Only nine out of nearly 340 Hong Kong secondary schools polled in a survey intend to resume full in-person classes after the Lunar New Year holiday by meeting a government condition that all staff be regularly tested for the coronavirus.
The poll by the Hong Kong Association of the Heads of Secondary Schools, released on Tuesday, also found nearly 90 per cent of principals were concerned about the practicality of the screening.
Survey results released by the Professional Teachers’ Union last week flagged up similar concerns, with about 90 per cent of about 12,000 educators polled saying the Education Bureau’s plan was unreasonable and would prove ineffective in containing the virus.
The education minister has defended the scheme, arguing it is simply an option for schools seeking to resume full classes, while city leader Carrie Lam Cheng Yuet-ngor has hinted the government might relax social-distancing measures to allow more pupils to return to school after the holiday.
The bureau announced last week that schools would be allowed to bring up to a third of their student body back to the classroom after the festivities, but all staff would have to undergo Covid-19 tests every two weeks in order for every pupil to return.
Most pupils have been doing their lessons online since early December, owing to social-distancing rules, with only small groups – no more than a sixth of a school’s student body – allowed to return to campuses for tests or classes from last month. But many educators argue the screening rule places an unfair burden on the schools.
The poll conducted by the secondary school heads association between Saturday and Monday found 94 per cent of the 338 schools planned to only bring back up to one-third of students after the coming holiday. The number of respondents accounted for nearly 90 per cent of the group’s 378 members or two-thirds of the 500 secondary schools in the city.
It found 89 per cent of principals questioned the feasibility of screening all staff members every two weeks, while about 85 per cent raised concerns over the legal basis of asking teachers to get tested.
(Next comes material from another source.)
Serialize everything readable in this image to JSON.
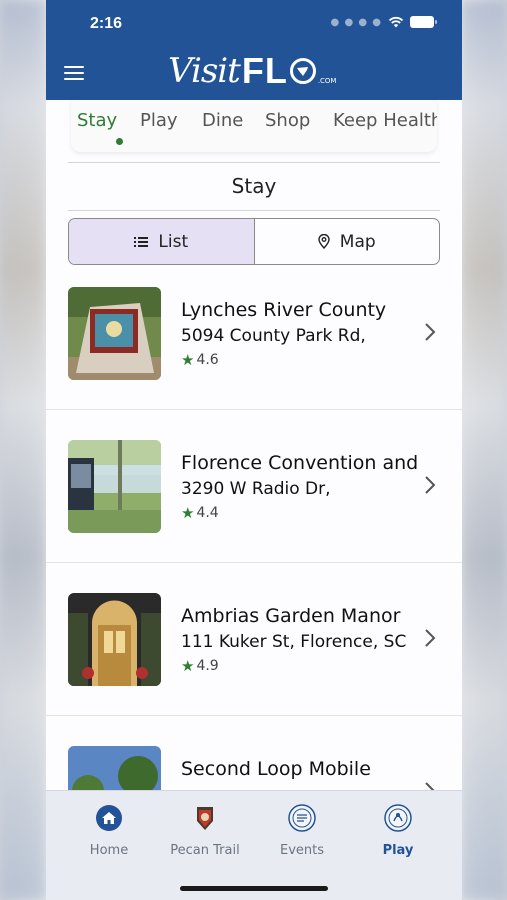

Some 82 per cent believed parents, teachers and management held conflicting views on the issue.
A quarter of school heads said they would consult their teachers on the bureau’s plans for regular testing, while 34 per cent of schools said they had no plans to do so, and another 41 per cent said they had not yet made a decision.
“We regret that the Education Bureau has insisted it goes ahead with its suggested testing plans,” said Michael Wong Wai-yu, the association’s honorary executive secretary. “The local pandemic situation is still fluctuating and even with 100 per cent of teachers tested, it might just give a false sense of safety.”
Wong also asked whether the testing plan had backing from health experts and warned it would add to the administrative burden schools faced, especially in relation to part-time teachers responsible for extracurricular activities.
More than 130 pupils and teachers at Shau Kei Wan Government Secondary School were sent into quarantine on Monday after two Form Six students tested positive. Both had sat an exam in the same school hall earlier this month.
Wong said the incident showed contagion risks continued to challenge the community and the city might not be ready to fully resume classes.
Cheung Yung-pong, the honorary chairman of the Aided Primary School Heads Association, told the Post some primary school principals were also lukewarm towards the regular testing plan.
“Among the principal representatives from the 18 districts [in Hong Kong] of our association, so far none has said they would be participating in the testing plans [for full class resumption],” he said.
Cheung, principal of SKH St James‘ Primary School, said his school had no plans yet to screen all staff and would only bring back Primary Six pupils – or a sixth of its student population – on the week after the Lunar New Year holiday ended on February 22.
But he agreed the bureau’s plan offered an option for schools to return to normal teaching, particularly those that charged fees such as international and private schools, as well as some kindergartens.
Secretary for Education Kevin Yeung Yun-hung on Tuesday again rejected the schools’ concerns and hoped teachers and principals would not feel any pressure.
“If all staff at a school are willing to undergo regular virus tests, it could further reduce health risks at schools,” Yeung said. “Under this circumstance, more pupils can be allowed to return to campus. This is just an option and we are not requiring schools to do so.”
Pandemic-prevention guidelines would be updated soon to require pupils inform their schools if they lived in buildings issued with a compulsory testing order, he said. They would not be allowed to return to campus until they produced a negative test result.